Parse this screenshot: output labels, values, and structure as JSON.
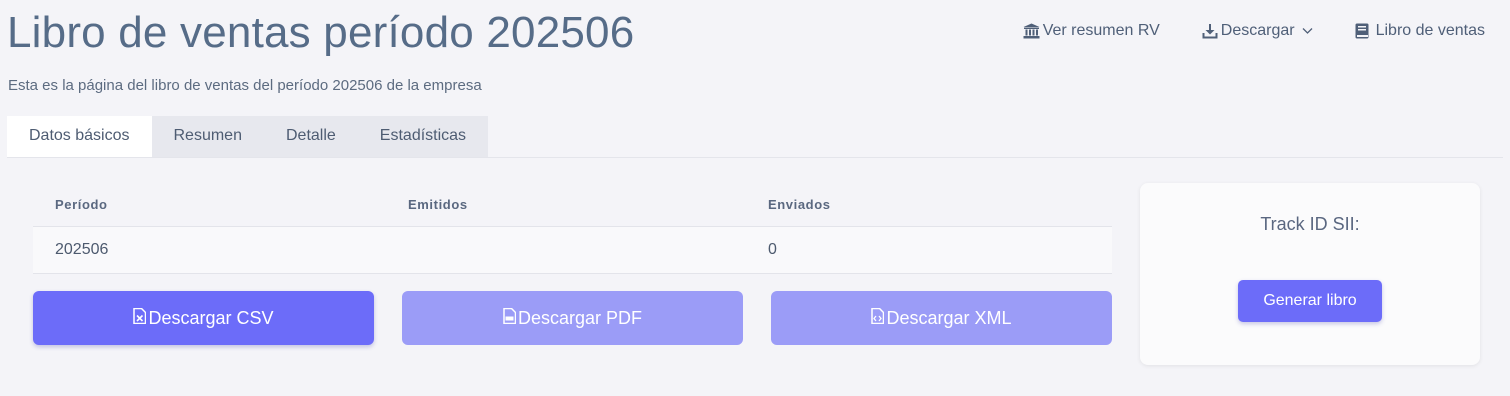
{
  "header": {
    "title": "Libro de ventas período 202506",
    "subtitle": "Esta es la página del libro de ventas del período 202506 de la empresa"
  },
  "actions": {
    "summary": {
      "label": "Ver resumen RV",
      "icon": "bank-icon"
    },
    "download": {
      "label": "Descargar",
      "icon": "download-icon"
    },
    "book": {
      "label": "Libro de ventas",
      "icon": "book-icon"
    }
  },
  "tabs": [
    {
      "label": "Datos básicos",
      "active": true
    },
    {
      "label": "Resumen"
    },
    {
      "label": "Detalle"
    },
    {
      "label": "Estadísticas"
    }
  ],
  "table": {
    "headers": [
      "Período",
      "Emitidos",
      "Enviados"
    ],
    "row": {
      "period": "202506",
      "emitted": "",
      "sent": "0"
    }
  },
  "buttons": {
    "csv": "Descargar CSV",
    "pdf": "Descargar PDF",
    "xml": "Descargar XML"
  },
  "card": {
    "track_label": "Track ID SII:",
    "generate_label": "Generar libro"
  },
  "colors": {
    "accent": "#6c6cf9",
    "accent_muted": "#9b9cf7",
    "title": "#566c88"
  }
}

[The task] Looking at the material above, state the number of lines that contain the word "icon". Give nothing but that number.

[Task answer] 3